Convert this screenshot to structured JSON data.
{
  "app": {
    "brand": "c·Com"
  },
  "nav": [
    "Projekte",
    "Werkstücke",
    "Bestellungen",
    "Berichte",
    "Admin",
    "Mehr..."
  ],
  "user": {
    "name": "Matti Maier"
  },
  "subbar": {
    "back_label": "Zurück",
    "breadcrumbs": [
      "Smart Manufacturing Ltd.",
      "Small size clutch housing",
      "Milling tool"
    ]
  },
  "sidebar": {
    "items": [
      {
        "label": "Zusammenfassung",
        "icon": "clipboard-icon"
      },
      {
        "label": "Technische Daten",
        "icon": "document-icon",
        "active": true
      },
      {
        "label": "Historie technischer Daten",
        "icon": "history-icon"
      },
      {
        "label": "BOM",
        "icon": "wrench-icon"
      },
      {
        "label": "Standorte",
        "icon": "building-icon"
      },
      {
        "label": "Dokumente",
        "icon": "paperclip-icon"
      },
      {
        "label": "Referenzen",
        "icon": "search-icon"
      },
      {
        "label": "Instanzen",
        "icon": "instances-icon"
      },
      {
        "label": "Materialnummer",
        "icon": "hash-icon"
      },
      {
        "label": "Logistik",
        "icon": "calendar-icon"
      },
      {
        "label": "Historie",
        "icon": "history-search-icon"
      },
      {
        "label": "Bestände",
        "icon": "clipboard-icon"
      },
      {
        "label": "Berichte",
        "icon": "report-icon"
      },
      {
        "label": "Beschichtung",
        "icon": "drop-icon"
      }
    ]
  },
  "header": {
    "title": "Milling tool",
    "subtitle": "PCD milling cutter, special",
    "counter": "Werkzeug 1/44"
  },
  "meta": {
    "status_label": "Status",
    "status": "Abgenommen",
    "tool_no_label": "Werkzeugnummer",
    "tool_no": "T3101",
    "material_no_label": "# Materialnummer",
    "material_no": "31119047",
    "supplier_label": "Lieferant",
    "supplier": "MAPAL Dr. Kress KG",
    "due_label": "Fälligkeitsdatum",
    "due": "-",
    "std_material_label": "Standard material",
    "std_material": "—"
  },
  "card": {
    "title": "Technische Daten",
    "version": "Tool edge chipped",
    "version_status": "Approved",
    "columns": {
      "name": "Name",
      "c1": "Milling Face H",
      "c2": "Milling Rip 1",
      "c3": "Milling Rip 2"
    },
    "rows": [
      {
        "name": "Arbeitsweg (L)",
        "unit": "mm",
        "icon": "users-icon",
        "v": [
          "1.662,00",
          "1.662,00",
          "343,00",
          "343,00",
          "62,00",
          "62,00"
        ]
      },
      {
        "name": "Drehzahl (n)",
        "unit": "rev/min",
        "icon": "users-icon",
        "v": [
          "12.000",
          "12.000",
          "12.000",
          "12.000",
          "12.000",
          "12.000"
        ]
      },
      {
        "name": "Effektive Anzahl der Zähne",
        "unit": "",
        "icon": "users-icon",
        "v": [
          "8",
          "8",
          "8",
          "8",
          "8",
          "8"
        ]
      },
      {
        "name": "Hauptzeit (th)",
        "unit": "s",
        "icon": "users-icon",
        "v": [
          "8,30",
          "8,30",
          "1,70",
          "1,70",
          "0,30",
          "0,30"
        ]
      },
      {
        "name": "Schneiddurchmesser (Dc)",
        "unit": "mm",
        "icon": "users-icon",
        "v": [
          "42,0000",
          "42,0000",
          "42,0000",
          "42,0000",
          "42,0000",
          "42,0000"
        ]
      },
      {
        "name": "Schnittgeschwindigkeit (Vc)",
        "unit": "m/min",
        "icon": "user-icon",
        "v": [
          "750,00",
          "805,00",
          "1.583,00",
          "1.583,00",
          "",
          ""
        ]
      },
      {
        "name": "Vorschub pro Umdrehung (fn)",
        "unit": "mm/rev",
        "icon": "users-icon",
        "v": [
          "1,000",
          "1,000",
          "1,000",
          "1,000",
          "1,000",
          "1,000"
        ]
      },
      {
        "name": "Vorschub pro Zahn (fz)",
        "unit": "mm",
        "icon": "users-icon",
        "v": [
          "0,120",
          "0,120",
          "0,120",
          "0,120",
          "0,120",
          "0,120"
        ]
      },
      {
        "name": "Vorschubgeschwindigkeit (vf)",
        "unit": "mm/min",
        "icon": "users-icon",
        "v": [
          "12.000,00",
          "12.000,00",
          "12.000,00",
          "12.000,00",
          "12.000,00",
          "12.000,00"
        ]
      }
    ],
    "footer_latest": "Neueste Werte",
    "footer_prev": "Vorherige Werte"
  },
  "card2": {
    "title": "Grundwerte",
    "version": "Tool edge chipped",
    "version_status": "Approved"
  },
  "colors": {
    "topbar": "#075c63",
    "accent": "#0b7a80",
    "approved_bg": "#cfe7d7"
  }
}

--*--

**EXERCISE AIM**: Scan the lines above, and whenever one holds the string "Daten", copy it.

**SOLUTION**:
        "label": "Technische Daten",
        "label": "Historie technischer Daten",
    "title": "Technische Daten",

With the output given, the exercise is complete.